──────── Data records ────────

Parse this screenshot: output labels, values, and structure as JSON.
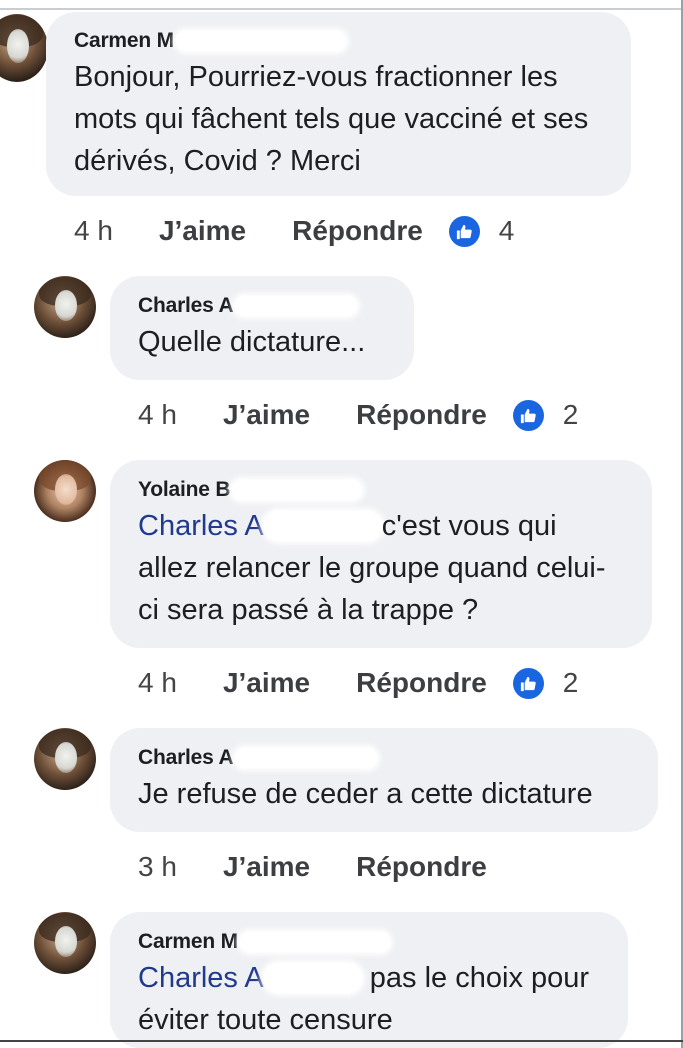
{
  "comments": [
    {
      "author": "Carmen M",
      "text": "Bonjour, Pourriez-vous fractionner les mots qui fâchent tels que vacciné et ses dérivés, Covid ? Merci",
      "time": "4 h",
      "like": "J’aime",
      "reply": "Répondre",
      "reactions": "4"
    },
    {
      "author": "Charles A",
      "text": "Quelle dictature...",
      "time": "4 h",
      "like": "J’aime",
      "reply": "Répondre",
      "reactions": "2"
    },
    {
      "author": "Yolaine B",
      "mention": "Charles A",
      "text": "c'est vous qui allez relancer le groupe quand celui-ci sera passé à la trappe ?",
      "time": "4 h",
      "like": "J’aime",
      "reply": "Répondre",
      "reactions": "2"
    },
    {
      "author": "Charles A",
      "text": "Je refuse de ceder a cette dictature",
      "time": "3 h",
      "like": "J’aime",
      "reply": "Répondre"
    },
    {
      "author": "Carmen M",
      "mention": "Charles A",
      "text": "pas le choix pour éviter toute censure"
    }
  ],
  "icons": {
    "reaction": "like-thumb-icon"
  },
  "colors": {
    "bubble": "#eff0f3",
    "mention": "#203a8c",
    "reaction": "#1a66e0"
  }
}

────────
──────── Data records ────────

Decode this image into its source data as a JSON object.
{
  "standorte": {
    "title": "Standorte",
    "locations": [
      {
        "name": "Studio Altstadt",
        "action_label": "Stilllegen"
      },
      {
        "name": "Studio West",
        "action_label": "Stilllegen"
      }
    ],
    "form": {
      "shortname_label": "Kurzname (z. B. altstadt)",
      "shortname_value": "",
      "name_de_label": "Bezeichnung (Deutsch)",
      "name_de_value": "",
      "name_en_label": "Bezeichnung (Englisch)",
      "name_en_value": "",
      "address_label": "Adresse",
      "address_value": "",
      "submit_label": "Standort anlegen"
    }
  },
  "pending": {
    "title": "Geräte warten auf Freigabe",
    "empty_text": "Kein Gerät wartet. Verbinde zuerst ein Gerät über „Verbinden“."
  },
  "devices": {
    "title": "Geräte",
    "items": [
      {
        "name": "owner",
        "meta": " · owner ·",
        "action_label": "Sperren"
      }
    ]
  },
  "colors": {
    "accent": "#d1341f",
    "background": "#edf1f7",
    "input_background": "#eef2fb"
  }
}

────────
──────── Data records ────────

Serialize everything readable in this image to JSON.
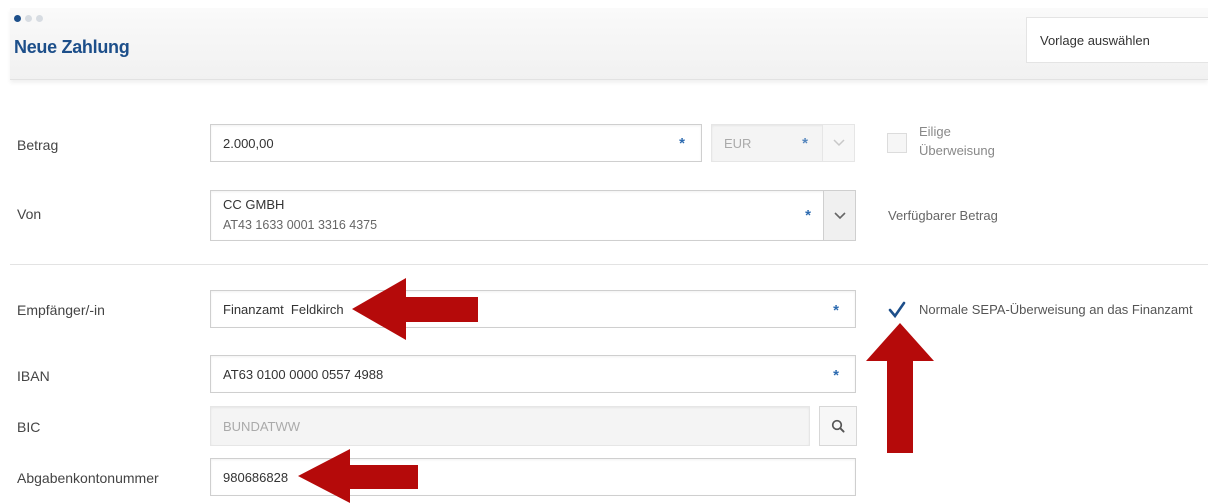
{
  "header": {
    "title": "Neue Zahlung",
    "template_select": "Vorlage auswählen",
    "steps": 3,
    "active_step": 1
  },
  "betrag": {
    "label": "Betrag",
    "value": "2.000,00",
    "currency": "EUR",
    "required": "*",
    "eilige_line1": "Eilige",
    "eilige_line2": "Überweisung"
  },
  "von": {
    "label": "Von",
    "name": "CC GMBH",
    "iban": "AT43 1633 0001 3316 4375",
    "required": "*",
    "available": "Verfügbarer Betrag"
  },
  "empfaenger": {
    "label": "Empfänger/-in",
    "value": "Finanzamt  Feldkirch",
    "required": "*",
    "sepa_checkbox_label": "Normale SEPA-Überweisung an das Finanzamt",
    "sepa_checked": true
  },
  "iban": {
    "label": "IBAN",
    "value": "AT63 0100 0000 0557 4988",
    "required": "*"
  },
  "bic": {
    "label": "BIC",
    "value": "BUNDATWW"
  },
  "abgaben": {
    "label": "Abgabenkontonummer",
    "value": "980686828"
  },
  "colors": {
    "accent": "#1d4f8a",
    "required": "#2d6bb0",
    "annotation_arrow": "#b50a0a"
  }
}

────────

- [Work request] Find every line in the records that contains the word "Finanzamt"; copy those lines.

- [Task solution]
    "value": "Finanzamt  Feldkirch",
    "sepa_checkbox_label": "Normale SEPA-Überweisung an das Finanzamt",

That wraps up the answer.